Figure 1: An example for a phonological network based on the words a specific child knows at a specific age. The connections between the words exist when the Levenshtein distance between two words is smaller or equal .25.
The Development of Early Phonological Networks
Judith Kalinowski, Laura Hansel, Michaela Vystrčilová, Alexander Ecker, and Nivedita Mani
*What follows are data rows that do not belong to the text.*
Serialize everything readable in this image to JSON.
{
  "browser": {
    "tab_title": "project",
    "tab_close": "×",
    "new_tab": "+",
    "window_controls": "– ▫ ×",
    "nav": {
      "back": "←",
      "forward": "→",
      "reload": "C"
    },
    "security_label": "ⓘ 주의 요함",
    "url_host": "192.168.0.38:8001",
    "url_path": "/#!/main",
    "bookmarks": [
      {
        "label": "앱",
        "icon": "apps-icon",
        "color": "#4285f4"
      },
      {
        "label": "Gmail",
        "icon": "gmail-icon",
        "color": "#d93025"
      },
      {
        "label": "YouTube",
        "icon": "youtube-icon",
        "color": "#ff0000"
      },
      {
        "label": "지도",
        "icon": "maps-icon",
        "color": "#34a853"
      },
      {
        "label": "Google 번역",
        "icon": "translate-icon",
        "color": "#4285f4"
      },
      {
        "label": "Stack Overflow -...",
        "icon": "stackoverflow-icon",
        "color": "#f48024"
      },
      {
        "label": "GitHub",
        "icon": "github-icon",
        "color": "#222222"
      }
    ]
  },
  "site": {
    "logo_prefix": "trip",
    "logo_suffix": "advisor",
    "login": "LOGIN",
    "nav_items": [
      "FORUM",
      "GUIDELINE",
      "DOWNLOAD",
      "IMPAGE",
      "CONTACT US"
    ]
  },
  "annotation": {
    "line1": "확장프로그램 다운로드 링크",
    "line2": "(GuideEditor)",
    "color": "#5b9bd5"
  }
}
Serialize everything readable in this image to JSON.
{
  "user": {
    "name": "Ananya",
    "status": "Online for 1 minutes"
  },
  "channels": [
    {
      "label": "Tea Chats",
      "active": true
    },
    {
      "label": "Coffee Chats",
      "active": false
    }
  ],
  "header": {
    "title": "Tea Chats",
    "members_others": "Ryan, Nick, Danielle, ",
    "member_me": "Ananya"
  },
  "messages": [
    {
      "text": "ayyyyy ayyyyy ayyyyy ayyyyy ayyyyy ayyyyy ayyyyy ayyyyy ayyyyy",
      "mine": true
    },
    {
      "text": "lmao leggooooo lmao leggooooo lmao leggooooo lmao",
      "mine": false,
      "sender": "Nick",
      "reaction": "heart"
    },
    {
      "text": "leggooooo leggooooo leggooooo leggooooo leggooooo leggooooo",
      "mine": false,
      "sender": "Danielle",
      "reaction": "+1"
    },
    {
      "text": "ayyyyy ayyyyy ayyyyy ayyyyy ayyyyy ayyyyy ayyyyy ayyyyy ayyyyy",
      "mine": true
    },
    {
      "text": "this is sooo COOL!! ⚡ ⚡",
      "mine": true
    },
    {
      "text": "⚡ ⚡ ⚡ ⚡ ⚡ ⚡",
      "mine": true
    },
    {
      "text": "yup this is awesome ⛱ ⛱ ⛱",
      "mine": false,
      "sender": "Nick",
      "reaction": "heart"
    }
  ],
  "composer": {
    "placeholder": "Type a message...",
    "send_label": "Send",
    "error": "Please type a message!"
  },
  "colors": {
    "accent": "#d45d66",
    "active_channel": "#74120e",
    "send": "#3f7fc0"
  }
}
The influence of phonological similarity between words on the development of early vocabulary has caught the interest of language learning research in recent years. In order to investigate the influence of already learned words on the acquisition of new and phonologically similar words, the vocabulary of individual children must be analyzed over time, as each child learns in a different way. Previous research has used networks to represent children's vocabulary. However, these are based on data averaged over many children (Fourtassi et al., 2020; Siew & Vitevitch, 2020). Laing (2022) used data from individual children in her analysis, but only had a small data set. Because of the different data and the different phonological distances used in the previous studies, the results of the analyses differ: Fourtassi et al. (2020) showed that words that have many phonologically similar words in the children's linguistic environment are more likely to be learned earlier than words that have hardly any similar words in the environment (EXT). Laing (2022) found that previously learned words that are phonologically similar to many other previously learned words attract similar new words. Consequently, children would learn these first (INT). However, Siew & Vitevitch (2020) found that both INT and EXT are statistically significant predictors of word learning, but also argued that INT has a greater impact on phonological network growth. In the present work, we address the problem regarding different (non-longitudinal) data and phonological distances by using a large longitudinal data set of 1,565 Norwegian children, comparing three different phonological distances, and applying them to our model. This allows us to investigate whether early lexicons grow in an INT- or EXT-like manner and whether different phonological distances lead to different results.
Find the preregistration to this project on the Open Science Framework: https://osf.io/kd95f/registrations.
The code can be accessed via GitHub: https://github.com/JudithKalinowski/LongPhon.
Figure 2: Exemplary objects of two different categories which will be used in the experiment.
Form-Meaning Systematicity in
Early Referent Selection
Early Referent Selection
Judith Kalinowski, Ming Yean Sia, Janna Leismann, and Nivedita Mani
The preregistration to this project will be uploaded to the Open Science Framework.
The code will be made accessible via GitHub.